“‘Pay attention to yourselves! If your brother sins, rebuke him, and if he repents, forgive him, and if he sins against you seven times in the day, and turns to you seven times, saying, ‘I repent,’ you must forgive him.’ The apostles said to the Lord, ‘Increase our faith!’” (Luke 17:3-5)
Jesus taught His disciples a lesson on forgiveness. Years ago, when I first read this passage, I thought it gave me an out, a way to rebuke those who hurt me and get away without forgiving them. After all, Jesus said that we are to rebuke those who sin and forgive only when they have repented. I was all in favor of rebuking and chastising people when they have wronged me. I wanted people to suffer as much as they have caused me to suffer. So here was a passage that would allow me to continue to nurse a grudge and get away with it.
The disciples knew that what Jesus said about forgiveness made it seem nearly impossible, so they asked for faith to obey. After all, forgiveness is a hard process that starts with a decision, but not a quick or easy one. Forgiveness is by faith for it is a Godward act in which I trust God to deal with the offender. I give up my desire for revenge.
Our decision to forgive takes place before God prior to any confrontation with the offender. We have to already decide before we confront, before he repents, that we will forgive. Logically, if we want to restore a sinner, we must have this willingness to forgive before we go to rebuke. We want to restore our brother, so we want him to repent and we are willing to forgive.
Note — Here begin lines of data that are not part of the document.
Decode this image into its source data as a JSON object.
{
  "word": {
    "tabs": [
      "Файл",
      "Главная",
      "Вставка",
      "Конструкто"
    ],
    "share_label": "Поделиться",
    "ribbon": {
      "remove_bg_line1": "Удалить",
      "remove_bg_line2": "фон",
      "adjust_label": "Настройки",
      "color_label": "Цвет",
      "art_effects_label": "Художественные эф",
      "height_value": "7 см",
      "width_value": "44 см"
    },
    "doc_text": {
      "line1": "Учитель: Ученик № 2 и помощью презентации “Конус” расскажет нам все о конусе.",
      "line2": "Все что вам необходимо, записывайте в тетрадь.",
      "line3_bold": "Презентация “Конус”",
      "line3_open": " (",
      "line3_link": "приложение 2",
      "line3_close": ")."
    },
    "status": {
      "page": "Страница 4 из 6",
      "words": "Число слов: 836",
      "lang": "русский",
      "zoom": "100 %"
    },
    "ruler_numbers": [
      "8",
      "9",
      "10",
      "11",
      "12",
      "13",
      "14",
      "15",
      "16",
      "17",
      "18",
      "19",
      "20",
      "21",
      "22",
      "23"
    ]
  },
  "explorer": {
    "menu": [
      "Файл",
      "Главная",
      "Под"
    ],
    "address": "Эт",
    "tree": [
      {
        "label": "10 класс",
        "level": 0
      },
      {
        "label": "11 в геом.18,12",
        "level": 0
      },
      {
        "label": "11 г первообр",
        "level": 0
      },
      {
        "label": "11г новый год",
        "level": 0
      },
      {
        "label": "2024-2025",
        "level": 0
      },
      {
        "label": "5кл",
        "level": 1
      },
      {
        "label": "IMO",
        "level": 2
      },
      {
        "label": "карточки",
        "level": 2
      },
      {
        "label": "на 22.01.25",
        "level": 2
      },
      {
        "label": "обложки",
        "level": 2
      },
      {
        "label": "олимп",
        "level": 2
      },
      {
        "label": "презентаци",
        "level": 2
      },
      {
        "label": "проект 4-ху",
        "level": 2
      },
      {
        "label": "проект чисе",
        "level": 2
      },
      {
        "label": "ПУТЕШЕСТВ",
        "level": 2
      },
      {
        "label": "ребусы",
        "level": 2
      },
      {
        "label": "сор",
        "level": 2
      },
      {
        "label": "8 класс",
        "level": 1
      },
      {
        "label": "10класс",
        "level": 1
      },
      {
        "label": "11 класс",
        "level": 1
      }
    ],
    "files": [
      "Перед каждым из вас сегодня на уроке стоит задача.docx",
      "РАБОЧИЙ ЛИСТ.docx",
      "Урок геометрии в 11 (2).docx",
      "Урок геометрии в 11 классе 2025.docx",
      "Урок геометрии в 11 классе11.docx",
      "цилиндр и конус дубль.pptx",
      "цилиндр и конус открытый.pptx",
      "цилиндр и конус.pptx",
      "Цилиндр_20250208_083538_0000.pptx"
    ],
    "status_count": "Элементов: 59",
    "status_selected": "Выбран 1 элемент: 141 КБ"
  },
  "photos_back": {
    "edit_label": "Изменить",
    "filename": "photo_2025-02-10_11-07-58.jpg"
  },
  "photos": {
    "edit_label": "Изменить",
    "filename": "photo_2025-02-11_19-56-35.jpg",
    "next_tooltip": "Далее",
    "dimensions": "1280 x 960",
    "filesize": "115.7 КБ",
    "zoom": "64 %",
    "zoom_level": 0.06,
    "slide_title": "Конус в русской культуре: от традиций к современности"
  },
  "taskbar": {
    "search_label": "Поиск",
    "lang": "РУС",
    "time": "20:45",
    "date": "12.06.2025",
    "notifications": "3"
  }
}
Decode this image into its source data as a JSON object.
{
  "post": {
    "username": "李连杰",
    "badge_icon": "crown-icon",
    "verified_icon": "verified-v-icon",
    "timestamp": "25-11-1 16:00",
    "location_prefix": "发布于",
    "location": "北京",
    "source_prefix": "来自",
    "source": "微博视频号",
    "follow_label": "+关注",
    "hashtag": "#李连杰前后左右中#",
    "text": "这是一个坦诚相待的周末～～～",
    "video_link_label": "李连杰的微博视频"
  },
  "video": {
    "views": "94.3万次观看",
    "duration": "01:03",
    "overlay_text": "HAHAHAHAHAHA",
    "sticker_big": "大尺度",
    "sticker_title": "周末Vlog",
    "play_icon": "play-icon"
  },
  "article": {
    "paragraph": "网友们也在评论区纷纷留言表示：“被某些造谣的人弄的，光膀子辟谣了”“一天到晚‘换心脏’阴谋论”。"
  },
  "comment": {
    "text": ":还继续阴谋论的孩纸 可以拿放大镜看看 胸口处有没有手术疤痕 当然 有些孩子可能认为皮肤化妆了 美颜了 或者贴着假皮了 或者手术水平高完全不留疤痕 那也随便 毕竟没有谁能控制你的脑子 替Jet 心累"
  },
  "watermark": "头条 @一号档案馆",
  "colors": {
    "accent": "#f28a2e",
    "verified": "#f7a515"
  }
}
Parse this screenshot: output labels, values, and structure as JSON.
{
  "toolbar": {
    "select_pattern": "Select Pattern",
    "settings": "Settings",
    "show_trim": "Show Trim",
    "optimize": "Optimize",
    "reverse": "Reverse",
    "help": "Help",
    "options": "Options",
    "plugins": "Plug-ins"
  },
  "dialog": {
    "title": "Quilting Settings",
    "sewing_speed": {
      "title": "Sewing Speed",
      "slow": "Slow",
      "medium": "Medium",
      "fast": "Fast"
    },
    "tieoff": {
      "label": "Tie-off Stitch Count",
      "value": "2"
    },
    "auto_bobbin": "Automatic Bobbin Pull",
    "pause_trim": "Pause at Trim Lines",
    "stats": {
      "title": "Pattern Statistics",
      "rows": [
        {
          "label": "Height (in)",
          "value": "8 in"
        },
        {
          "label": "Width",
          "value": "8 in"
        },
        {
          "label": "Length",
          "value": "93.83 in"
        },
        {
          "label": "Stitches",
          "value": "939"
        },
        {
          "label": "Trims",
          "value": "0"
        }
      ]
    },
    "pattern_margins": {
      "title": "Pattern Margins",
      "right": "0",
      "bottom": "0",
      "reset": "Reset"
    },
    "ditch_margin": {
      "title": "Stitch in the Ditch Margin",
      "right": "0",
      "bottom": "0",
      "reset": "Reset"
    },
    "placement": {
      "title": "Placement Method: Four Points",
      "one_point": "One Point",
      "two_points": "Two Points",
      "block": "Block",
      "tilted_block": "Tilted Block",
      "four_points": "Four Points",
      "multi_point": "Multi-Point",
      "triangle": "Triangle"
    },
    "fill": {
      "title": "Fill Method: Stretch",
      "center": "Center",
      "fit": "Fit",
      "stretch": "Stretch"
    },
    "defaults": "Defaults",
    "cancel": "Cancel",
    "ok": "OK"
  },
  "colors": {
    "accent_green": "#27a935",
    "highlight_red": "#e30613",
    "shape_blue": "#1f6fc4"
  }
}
Many of us like to proceed eagerly to the rebuke, to confront people and tear them apart. But before we get there I think we need to engage in self-examination. Self-examination is the way to prepare oneself to administer a rebuke. It helps us to temper our actions with compassion and mercy for, when we look at ourselves, we realize that we too are sinners, weak, subject to temptation and in need of forgiveness. To pretend that we don’t sin is to become proud and legalistic like the Pharisees. Self-examination helps us to approach the rebuke aware of our own need for grace and mercy.